Mackerel with melon, pistachio & gooseberry granita at Corner Room, London
The dining area was lovely- simple and full of light. There was a lot of seafood on the menu. We had Mackerel with melon, pistachio & gooseberry granita (photo above) and Stone bass ceviche & broad beans (2 photos down) as starters. They were fresh, firm and well-seasoned. Though the mackerel was served in a curious straight line, offset from the centre of the circular plate. I did not realise at the time, but it was actually a preview of the bizarre presentation style that was to continue throughout the whole meal. Continue to see more! >>

Heston Blumenthal's Chocolate and Rosemary ice-cream and Salted Caramel Popcorn ice-cream
Just in time for summer, Heston Blumenthal, chef of Fat Duck ( the 3 Michelin starred restaurant and one of the top 3 restaurants in the world) and Dinner (which explores ancient British recipes) collaborated with high- end supermarket Waitrose to create two special ice-creams- Chocolate & Rosemary and Salted Caramel Popcorn (photo above). I decided to have a taste off – really just an excuse to have 2 tubs of ice-cream at the same time! So which one is better? Continue reading >>

Coca Cola 125th Anniversary Special Edition ‘Hutchinson’ bottles and 50's style soda bar at Selfridges
I went to check out the Selfridges sale and got distracted by the heritage inspired Coca Cola bottles! They are special editions to celebrate their 125th anniversary, sold at £1.99 each.

Some are straight long bottles called Hutchinson, which were first created in 1899. Others are classic curvy ones with the words ‘Coca Cola’ cast in the glass. They are sold in special white paper boxes at the Selfridges Food Hall or chilled at the Soda Bar on the Ground Floor, in the fashion department. It is manned by 50’s styled waiters and waitresses. Continue reading >>


Menu at the Bonnie & Wild (M.Manze's traditional Pie & Mash hall)
Bonnie & Wild is a ‘part-time’ (they insisted that it is not ‘pop-up’!) restaurant named after Bonnie Gull Ltd and Wild Game Co. The former specialises in fresh Scottish seafood and the latter Highlands seasonal game. It is not hard to imagine what the menu of the Bonnie & Wild would be consisted of and I really looked forward to it.
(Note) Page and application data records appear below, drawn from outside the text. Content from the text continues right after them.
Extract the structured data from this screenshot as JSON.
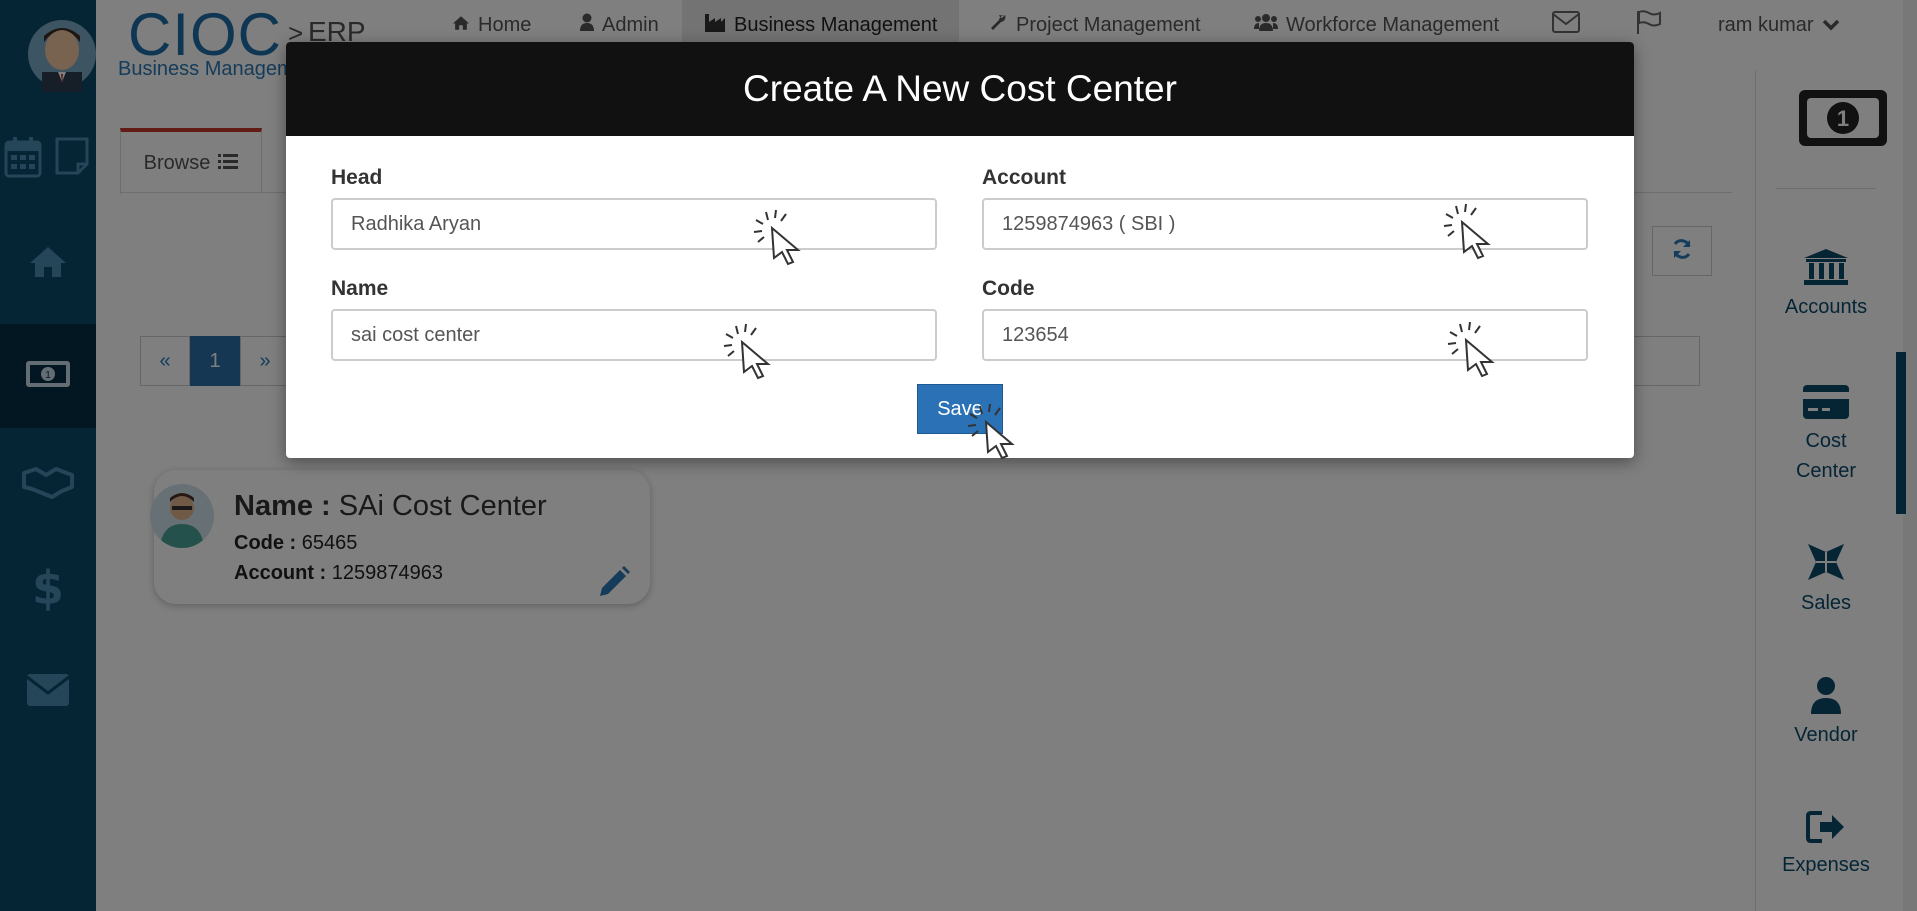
{
  "brand": {
    "name": "CIOC",
    "sub": "ERP",
    "separator": ">"
  },
  "breadcrumb": "Business Management",
  "nav": [
    {
      "label": "Home",
      "icon": "home-icon"
    },
    {
      "label": "Admin",
      "icon": "user-icon"
    },
    {
      "label": "Business Management",
      "icon": "industry-icon",
      "active": true
    },
    {
      "label": "Project Management",
      "icon": "wrench-icon"
    },
    {
      "label": "Workforce Management",
      "icon": "users-icon"
    }
  ],
  "user": {
    "name": "ram kumar"
  },
  "left_sidebar": [
    "calendar-icon",
    "note-icon",
    "home-icon",
    "money-icon",
    "handshake-icon",
    "dollar-icon",
    "envelope-icon"
  ],
  "right_sidebar": [
    {
      "label": "Accounts",
      "icon": "bank-icon"
    },
    {
      "label": "Cost Center",
      "icon": "credit-card-icon"
    },
    {
      "label": "Sales",
      "icon": "sales-icon"
    },
    {
      "label": "Vendor",
      "icon": "user-icon"
    },
    {
      "label": "Expenses",
      "icon": "sign-out-icon"
    }
  ],
  "tabs": {
    "browse": "Browse"
  },
  "pager": {
    "prev": "«",
    "page": "1",
    "next": "»"
  },
  "card": {
    "name_label": "Name :",
    "name": "SAi Cost Center",
    "code_label": "Code :",
    "code": "65465",
    "account_label": "Account :",
    "account": "1259874963"
  },
  "modal": {
    "title": "Create A New Cost Center",
    "head_label": "Head",
    "head_value": "Radhika Aryan",
    "account_label": "Account",
    "account_value": "1259874963 ( SBI )",
    "name_label": "Name",
    "name_value": "sai cost center",
    "code_label": "Code",
    "code_value": "123654",
    "save_label": "Save"
  },
  "colors": {
    "sidebar": "#0b4a6a",
    "accent": "#2a72b5",
    "modal_header": "#111111"
  }
}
It will open on Saturday evenings from July 2nd but we managed to get a preview meal!

the Bonnie & Wild (M.Manze's traditional Pie & Mash hall)

the Bonnie & Wild (M.Manze's traditional Pie & Mash hall)
The venue blew me away. It is at M.Manze’s in Chapel Market, Angel. Between 11am to 3pm, this 1905 Grade II Listed shop is a traditional English pie and mash shop. Apparently even David Beckham goes there!

Not much light was turned on the night we went. It kind of created an old English charm. We were led to one of the classic wooden booths in the middle of the hall, with seats that were not very deep- a bit like the pews you would find in old churches. As I am petite, I found it comfy. But I cannot imagine how anyone bigger than my size could squeeze in there! In fact, the seat bounced up and down when the diners behind tried to get in and out- kind of charming! Continue reading to see the food >>